Each line that has the string "title" must be copied from the records below.

[[ INFORMATION SUPPLIED open ]]

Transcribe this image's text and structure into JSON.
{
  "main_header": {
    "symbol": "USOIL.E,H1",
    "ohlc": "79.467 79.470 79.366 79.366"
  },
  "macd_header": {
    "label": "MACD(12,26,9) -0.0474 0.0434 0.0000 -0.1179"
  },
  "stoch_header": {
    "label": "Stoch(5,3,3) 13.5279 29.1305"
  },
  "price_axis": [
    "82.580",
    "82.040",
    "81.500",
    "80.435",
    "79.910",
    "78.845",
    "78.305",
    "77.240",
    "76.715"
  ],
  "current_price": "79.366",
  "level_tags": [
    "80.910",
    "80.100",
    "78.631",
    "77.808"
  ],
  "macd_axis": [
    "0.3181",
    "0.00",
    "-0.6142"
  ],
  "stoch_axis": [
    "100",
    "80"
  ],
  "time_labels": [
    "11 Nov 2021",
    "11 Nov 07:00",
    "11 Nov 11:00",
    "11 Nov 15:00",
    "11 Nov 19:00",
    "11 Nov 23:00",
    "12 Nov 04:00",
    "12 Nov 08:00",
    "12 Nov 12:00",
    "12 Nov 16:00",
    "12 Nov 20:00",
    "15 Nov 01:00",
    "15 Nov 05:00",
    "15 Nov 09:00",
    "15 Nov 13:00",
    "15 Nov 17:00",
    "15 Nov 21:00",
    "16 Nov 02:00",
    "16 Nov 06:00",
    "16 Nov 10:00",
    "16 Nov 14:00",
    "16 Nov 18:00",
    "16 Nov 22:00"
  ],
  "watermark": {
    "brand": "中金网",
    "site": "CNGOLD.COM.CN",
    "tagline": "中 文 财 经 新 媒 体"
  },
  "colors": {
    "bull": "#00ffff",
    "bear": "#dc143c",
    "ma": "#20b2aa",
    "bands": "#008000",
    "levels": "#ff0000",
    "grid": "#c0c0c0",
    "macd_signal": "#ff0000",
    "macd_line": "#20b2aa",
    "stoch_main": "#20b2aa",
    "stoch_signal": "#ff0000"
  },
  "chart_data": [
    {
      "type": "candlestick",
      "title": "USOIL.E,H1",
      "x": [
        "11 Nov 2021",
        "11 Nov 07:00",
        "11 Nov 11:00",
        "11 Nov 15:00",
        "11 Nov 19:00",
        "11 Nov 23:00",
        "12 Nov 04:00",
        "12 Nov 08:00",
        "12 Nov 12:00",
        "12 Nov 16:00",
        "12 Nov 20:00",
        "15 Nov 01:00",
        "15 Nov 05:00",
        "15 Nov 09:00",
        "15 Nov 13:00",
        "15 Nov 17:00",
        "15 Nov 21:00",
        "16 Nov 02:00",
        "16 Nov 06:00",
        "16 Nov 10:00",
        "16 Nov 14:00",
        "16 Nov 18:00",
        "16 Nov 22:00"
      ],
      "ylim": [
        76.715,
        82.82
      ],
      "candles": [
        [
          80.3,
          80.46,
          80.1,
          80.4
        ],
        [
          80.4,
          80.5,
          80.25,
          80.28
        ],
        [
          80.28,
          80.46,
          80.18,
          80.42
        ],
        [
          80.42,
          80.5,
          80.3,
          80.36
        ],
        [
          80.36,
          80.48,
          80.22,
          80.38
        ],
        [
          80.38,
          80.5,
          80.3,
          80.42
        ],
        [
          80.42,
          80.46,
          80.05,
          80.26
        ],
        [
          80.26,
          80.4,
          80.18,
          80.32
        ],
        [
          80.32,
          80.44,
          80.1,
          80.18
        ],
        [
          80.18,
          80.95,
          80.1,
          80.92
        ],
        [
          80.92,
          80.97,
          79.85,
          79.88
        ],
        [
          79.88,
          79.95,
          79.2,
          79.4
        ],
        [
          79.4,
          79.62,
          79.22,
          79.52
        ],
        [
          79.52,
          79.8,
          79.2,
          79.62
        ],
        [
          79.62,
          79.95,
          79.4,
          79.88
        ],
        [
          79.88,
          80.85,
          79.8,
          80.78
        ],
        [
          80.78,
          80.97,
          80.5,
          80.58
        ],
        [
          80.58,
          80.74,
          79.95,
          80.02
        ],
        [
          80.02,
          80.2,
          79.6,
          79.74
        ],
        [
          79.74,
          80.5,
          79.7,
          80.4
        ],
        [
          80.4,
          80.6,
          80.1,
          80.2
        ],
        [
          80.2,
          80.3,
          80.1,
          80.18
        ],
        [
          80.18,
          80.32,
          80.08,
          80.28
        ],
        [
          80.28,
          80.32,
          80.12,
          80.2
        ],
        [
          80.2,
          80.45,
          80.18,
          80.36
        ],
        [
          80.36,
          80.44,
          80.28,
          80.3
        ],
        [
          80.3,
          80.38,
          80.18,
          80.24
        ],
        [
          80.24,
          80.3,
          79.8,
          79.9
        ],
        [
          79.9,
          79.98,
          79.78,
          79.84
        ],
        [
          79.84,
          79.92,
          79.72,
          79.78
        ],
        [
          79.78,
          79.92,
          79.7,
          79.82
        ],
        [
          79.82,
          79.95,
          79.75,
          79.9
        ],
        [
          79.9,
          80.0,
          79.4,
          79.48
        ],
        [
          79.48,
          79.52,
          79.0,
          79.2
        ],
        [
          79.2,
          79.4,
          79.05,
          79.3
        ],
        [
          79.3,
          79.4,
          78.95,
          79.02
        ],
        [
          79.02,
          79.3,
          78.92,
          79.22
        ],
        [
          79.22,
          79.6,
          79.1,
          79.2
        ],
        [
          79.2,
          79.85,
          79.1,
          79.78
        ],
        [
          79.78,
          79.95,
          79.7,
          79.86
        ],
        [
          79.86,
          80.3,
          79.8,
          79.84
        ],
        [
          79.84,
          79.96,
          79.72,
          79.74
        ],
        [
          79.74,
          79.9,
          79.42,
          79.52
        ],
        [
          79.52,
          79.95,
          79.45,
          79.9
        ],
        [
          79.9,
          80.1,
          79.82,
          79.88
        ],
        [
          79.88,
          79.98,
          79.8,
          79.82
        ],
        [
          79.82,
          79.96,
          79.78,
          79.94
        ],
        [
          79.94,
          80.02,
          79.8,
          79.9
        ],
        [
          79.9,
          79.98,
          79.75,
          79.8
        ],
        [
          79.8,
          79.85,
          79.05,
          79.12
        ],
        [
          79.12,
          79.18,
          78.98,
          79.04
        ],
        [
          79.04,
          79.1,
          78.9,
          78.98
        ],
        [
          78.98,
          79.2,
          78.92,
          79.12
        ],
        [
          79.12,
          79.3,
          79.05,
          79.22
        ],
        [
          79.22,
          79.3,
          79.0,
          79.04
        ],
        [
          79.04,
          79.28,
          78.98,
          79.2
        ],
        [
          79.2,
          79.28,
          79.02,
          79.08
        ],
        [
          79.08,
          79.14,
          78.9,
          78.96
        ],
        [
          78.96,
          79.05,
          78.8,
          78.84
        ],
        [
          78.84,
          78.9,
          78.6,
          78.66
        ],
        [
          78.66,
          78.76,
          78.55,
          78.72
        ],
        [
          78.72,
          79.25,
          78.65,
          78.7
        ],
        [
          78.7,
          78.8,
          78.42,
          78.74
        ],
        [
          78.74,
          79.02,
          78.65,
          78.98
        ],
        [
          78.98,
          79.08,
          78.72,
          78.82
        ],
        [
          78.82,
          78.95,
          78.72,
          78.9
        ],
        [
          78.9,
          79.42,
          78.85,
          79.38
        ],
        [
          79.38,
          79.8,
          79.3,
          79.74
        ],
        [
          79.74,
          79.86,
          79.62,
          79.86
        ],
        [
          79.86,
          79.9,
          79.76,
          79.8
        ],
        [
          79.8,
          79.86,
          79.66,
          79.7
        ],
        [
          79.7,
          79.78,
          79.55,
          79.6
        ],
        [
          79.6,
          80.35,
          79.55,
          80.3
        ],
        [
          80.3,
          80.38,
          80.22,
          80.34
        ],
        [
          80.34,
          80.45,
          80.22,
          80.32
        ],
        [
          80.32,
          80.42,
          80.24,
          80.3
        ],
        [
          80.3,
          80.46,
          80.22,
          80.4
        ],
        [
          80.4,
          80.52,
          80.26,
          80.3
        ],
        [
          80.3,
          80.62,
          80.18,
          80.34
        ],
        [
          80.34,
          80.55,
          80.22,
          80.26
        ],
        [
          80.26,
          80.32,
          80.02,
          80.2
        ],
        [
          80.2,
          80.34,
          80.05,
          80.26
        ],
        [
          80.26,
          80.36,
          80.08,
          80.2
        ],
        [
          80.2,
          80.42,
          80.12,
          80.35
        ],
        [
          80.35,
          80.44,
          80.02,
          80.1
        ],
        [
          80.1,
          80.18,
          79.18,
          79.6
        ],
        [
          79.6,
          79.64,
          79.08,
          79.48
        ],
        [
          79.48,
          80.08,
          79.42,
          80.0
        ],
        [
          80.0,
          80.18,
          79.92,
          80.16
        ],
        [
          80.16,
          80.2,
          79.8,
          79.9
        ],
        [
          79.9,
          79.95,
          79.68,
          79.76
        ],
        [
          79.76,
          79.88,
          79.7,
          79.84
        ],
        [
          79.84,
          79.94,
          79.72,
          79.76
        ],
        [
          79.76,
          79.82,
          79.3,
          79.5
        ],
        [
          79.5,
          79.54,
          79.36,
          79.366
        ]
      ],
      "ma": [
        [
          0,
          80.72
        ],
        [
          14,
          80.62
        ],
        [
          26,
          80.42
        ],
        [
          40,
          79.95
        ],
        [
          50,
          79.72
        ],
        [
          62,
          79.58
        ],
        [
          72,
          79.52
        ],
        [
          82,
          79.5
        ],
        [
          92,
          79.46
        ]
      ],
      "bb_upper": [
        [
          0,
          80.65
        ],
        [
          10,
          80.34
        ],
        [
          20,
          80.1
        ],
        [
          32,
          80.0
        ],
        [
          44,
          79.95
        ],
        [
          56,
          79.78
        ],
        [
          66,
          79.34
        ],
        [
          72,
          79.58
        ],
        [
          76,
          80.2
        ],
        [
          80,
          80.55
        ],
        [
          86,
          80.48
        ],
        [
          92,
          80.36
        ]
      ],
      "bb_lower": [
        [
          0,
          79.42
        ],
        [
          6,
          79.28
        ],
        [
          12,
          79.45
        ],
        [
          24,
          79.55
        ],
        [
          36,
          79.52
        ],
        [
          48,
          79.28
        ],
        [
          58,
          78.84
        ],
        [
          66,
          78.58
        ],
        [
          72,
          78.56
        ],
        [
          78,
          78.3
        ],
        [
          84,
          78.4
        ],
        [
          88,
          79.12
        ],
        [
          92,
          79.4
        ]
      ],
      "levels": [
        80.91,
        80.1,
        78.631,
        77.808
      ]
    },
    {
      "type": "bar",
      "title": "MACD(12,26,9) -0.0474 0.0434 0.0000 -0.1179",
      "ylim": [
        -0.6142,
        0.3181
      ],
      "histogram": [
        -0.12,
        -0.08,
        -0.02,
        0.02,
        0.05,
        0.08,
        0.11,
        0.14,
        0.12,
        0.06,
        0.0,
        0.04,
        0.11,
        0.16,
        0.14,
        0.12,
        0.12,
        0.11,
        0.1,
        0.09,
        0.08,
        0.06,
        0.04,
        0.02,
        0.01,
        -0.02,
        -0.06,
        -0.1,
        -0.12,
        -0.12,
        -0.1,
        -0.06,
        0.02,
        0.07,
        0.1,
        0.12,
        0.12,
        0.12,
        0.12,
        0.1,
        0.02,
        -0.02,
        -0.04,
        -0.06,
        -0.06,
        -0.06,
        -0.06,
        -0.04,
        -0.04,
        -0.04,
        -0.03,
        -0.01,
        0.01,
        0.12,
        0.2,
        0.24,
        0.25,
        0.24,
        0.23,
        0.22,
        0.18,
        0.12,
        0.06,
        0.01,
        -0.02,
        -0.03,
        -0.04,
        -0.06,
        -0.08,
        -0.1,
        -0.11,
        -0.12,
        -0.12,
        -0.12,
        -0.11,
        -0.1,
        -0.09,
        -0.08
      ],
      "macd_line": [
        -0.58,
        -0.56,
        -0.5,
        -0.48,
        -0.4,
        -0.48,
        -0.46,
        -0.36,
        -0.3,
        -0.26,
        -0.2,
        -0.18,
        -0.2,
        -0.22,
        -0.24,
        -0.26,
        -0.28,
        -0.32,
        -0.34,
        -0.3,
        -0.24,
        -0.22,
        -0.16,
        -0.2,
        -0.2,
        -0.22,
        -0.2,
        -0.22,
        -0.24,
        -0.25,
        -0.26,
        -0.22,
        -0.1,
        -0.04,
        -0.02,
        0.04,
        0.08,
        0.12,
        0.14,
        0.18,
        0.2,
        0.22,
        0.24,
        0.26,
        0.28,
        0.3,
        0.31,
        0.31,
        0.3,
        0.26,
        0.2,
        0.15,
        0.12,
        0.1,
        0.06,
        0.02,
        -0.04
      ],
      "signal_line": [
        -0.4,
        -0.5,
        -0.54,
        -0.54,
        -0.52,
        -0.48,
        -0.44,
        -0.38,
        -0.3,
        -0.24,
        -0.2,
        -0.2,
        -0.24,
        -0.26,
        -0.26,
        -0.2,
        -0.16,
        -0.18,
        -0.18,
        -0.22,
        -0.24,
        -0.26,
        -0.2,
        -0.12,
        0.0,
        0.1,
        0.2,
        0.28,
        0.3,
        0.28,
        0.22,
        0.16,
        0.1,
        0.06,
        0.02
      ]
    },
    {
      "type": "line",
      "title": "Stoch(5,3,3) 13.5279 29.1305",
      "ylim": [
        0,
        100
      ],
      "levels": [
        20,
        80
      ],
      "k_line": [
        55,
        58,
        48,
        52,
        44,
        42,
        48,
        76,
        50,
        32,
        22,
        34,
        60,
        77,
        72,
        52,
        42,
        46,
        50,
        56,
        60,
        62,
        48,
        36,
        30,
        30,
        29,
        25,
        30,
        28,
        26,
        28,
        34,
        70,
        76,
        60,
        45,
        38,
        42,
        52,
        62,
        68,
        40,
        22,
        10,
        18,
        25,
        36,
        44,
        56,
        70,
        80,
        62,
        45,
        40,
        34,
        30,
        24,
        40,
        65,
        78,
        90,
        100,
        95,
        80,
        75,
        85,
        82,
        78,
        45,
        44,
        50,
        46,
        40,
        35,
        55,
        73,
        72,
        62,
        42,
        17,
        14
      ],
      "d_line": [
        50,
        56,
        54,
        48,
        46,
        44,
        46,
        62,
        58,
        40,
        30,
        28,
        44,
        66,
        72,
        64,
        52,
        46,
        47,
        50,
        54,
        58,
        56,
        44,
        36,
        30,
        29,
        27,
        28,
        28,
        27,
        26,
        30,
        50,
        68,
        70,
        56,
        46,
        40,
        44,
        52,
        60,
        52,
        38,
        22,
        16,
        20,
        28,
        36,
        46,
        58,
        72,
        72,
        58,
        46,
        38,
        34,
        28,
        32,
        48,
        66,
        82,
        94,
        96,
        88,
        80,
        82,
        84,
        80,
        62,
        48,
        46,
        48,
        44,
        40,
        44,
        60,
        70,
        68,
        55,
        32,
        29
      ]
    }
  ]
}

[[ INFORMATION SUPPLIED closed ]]

■ RESULT FOR THIS EXERCISE ■
      "title": "USOIL.E,H1",
      "title": "MACD(12,26,9) -0.0474 0.0434 0.0000 -0.1179",
      "title": "Stoch(5,3,3) 13.5279 29.1305",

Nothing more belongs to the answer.